_The task_
The data should be printed again, exactly.

_Records provided_
--*--
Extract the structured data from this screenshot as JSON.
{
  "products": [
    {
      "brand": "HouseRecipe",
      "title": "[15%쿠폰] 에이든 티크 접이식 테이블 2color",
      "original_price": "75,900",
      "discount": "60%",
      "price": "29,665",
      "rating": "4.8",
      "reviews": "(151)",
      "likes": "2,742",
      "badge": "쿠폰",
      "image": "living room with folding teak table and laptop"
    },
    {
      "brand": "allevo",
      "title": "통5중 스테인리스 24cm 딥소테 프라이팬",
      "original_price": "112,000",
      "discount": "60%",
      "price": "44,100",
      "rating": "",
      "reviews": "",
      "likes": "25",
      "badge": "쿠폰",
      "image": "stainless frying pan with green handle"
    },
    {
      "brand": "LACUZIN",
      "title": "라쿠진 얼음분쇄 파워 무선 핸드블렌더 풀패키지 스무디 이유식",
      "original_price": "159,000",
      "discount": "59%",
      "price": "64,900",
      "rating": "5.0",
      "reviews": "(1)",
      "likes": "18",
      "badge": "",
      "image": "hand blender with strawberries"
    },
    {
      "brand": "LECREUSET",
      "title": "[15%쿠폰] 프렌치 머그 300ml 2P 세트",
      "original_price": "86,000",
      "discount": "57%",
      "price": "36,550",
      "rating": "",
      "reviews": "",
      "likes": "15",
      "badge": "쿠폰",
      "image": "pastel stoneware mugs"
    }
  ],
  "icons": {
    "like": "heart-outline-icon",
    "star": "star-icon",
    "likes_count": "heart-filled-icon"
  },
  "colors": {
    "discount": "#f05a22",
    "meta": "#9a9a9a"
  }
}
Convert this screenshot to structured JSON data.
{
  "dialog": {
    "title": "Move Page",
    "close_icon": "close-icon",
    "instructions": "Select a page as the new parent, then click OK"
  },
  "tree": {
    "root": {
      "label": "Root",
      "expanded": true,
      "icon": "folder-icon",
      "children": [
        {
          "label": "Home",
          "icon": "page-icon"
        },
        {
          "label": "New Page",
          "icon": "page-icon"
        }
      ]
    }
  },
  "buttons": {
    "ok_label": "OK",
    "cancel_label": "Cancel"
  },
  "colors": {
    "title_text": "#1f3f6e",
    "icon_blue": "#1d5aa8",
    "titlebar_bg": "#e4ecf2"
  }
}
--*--
_Response_
Extract the structured data from this screenshot as JSON.
{
  "products": [
    {
      "brand": "HouseRecipe",
      "title": "[15%쿠폰] 에이든 티크 접이식 테이블 2color",
      "original_price": "75,900",
      "discount": "60%",
      "price": "29,665",
      "rating": "4.8",
      "reviews": "(151)",
      "likes": "2,742",
      "badge": "쿠폰",
      "image": "living room with folding teak table and laptop"
    },
    {
      "brand": "allevo",
      "title": "통5중 스테인리스 24cm 딥소테 프라이팬",
      "original_price": "112,000",
      "discount": "60%",
      "price": "44,100",
      "rating": "",
      "reviews": "",
      "likes": "25",
      "badge": "쿠폰",
      "image": "stainless frying pan with green handle"
    },
    {
      "brand": "LACUZIN",
      "title": "라쿠진 얼음분쇄 파워 무선 핸드블렌더 풀패키지 스무디 이유식",
      "original_price": "159,000",
      "discount": "59%",
      "price": "64,900",
      "rating": "5.0",
      "reviews": "(1)",
      "likes": "18",
      "badge": "",
      "image": "hand blender with strawberries"
    },
    {
      "brand": "LECREUSET",
      "title": "[15%쿠폰] 프렌치 머그 300ml 2P 세트",
      "original_price": "86,000",
      "discount": "57%",
      "price": "36,550",
      "rating": "",
      "reviews": "",
      "likes": "15",
      "badge": "쿠폰",
      "image": "pastel stoneware mugs"
    }
  ],
  "icons": {
    "like": "heart-outline-icon",
    "star": "star-icon",
    "likes_count": "heart-filled-icon"
  },
  "colors": {
    "discount": "#f05a22",
    "meta": "#9a9a9a"
  }
}
Convert this screenshot to structured JSON data.
{
  "dialog": {
    "title": "Move Page",
    "close_icon": "close-icon",
    "instructions": "Select a page as the new parent, then click OK"
  },
  "tree": {
    "root": {
      "label": "Root",
      "expanded": true,
      "icon": "folder-icon",
      "children": [
        {
          "label": "Home",
          "icon": "page-icon"
        },
        {
          "label": "New Page",
          "icon": "page-icon"
        }
      ]
    }
  },
  "buttons": {
    "ok_label": "OK",
    "cancel_label": "Cancel"
  },
  "colors": {
    "title_text": "#1f3f6e",
    "icon_blue": "#1d5aa8",
    "titlebar_bg": "#e4ecf2"
  }
}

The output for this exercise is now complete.